- **Exercise instructions**
The answer must be an exact copy of every entry.

━━━━━━━━━━━━━━━━━━━━━━━━━━━━━━

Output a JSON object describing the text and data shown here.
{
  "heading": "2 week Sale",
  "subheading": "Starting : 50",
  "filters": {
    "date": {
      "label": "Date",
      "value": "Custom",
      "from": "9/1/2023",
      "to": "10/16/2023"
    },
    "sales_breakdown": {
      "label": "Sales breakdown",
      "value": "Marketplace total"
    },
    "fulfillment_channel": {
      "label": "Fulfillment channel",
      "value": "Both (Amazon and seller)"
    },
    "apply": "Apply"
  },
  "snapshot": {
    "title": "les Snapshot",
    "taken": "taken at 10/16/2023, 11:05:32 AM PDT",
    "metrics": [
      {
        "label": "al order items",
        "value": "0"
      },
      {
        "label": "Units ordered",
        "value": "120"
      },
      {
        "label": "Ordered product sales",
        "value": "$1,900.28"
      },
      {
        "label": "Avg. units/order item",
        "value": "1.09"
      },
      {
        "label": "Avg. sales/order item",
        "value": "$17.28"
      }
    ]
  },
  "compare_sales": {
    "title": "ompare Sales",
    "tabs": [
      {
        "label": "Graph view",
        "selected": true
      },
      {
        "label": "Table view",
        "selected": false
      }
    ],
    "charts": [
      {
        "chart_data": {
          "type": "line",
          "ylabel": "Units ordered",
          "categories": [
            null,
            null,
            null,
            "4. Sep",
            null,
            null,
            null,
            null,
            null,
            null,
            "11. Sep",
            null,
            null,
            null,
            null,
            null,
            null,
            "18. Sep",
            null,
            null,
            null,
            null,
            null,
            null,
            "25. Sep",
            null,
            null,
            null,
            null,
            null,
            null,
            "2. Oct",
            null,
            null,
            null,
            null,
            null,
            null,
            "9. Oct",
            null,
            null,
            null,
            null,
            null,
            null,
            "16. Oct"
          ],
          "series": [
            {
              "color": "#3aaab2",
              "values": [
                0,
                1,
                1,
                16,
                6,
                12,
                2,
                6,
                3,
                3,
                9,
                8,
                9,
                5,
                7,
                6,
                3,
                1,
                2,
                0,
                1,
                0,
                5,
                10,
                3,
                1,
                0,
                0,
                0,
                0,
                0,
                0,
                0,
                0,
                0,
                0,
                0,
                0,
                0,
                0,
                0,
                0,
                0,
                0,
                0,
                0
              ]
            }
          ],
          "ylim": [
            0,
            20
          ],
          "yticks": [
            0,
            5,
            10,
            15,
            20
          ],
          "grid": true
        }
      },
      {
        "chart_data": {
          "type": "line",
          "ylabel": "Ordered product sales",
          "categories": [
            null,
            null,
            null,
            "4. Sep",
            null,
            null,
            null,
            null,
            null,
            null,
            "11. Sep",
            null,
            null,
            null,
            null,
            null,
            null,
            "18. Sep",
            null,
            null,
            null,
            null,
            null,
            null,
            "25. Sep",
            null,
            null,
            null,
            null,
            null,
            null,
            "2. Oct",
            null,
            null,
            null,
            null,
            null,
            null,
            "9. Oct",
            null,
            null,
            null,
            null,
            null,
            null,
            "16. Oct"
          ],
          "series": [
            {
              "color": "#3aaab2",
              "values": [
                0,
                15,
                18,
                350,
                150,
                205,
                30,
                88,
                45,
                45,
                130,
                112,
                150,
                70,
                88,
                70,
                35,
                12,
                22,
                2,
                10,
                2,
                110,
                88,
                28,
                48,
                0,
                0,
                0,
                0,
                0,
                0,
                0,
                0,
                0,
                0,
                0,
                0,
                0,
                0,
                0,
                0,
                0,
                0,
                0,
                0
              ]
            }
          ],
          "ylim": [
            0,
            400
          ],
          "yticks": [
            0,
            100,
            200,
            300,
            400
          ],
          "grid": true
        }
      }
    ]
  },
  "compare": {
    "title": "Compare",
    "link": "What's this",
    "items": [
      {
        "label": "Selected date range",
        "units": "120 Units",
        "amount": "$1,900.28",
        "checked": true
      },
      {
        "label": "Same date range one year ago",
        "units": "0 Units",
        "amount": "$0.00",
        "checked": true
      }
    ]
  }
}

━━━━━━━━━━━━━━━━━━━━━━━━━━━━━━

- **Response to the exercise**
Output a JSON object describing the text and data shown here.
{
  "heading": "2 week Sale",
  "subheading": "Starting : 50",
  "filters": {
    "date": {
      "label": "Date",
      "value": "Custom",
      "from": "9/1/2023",
      "to": "10/16/2023"
    },
    "sales_breakdown": {
      "label": "Sales breakdown",
      "value": "Marketplace total"
    },
    "fulfillment_channel": {
      "label": "Fulfillment channel",
      "value": "Both (Amazon and seller)"
    },
    "apply": "Apply"
  },
  "snapshot": {
    "title": "les Snapshot",
    "taken": "taken at 10/16/2023, 11:05:32 AM PDT",
    "metrics": [
      {
        "label": "al order items",
        "value": "0"
      },
      {
        "label": "Units ordered",
        "value": "120"
      },
      {
        "label": "Ordered product sales",
        "value": "$1,900.28"
      },
      {
        "label": "Avg. units/order item",
        "value": "1.09"
      },
      {
        "label": "Avg. sales/order item",
        "value": "$17.28"
      }
    ]
  },
  "compare_sales": {
    "title": "ompare Sales",
    "tabs": [
      {
        "label": "Graph view",
        "selected": true
      },
      {
        "label": "Table view",
        "selected": false
      }
    ],
    "charts": [
      {
        "chart_data": {
          "type": "line",
          "ylabel": "Units ordered",
          "categories": [
            null,
            null,
            null,
            "4. Sep",
            null,
            null,
            null,
            null,
            null,
            null,
            "11. Sep",
            null,
            null,
            null,
            null,
            null,
            null,
            "18. Sep",
            null,
            null,
            null,
            null,
            null,
            null,
            "25. Sep",
            null,
            null,
            null,
            null,
            null,
            null,
            "2. Oct",
            null,
            null,
            null,
            null,
            null,
            null,
            "9. Oct",
            null,
            null,
            null,
            null,
            null,
            null,
            "16. Oct"
          ],
          "series": [
            {
              "color": "#3aaab2",
              "values": [
                0,
                1,
                1,
                16,
                6,
                12,
                2,
                6,
                3,
                3,
                9,
                8,
                9,
                5,
                7,
                6,
                3,
                1,
                2,
                0,
                1,
                0,
                5,
                10,
                3,
                1,
                0,
                0,
                0,
                0,
                0,
                0,
                0,
                0,
                0,
                0,
                0,
                0,
                0,
                0,
                0,
                0,
                0,
                0,
                0,
                0
              ]
            }
          ],
          "ylim": [
            0,
            20
          ],
          "yticks": [
            0,
            5,
            10,
            15,
            20
          ],
          "grid": true
        }
      },
      {
        "chart_data": {
          "type": "line",
          "ylabel": "Ordered product sales",
          "categories": [
            null,
            null,
            null,
            "4. Sep",
            null,
            null,
            null,
            null,
            null,
            null,
            "11. Sep",
            null,
            null,
            null,
            null,
            null,
            null,
            "18. Sep",
            null,
            null,
            null,
            null,
            null,
            null,
            "25. Sep",
            null,
            null,
            null,
            null,
            null,
            null,
            "2. Oct",
            null,
            null,
            null,
            null,
            null,
            null,
            "9. Oct",
            null,
            null,
            null,
            null,
            null,
            null,
            "16. Oct"
          ],
          "series": [
            {
              "color": "#3aaab2",
              "values": [
                0,
                15,
                18,
                350,
                150,
                205,
                30,
                88,
                45,
                45,
                130,
                112,
                150,
                70,
                88,
                70,
                35,
                12,
                22,
                2,
                10,
                2,
                110,
                88,
                28,
                48,
                0,
                0,
                0,
                0,
                0,
                0,
                0,
                0,
                0,
                0,
                0,
                0,
                0,
                0,
                0,
                0,
                0,
                0,
                0,
                0
              ]
            }
          ],
          "ylim": [
            0,
            400
          ],
          "yticks": [
            0,
            100,
            200,
            300,
            400
          ],
          "grid": true
        }
      }
    ]
  },
  "compare": {
    "title": "Compare",
    "link": "What's this",
    "items": [
      {
        "label": "Selected date range",
        "units": "120 Units",
        "amount": "$1,900.28",
        "checked": true
      },
      {
        "label": "Same date range one year ago",
        "units": "0 Units",
        "amount": "$0.00",
        "checked": true
      }
    ]
  }
}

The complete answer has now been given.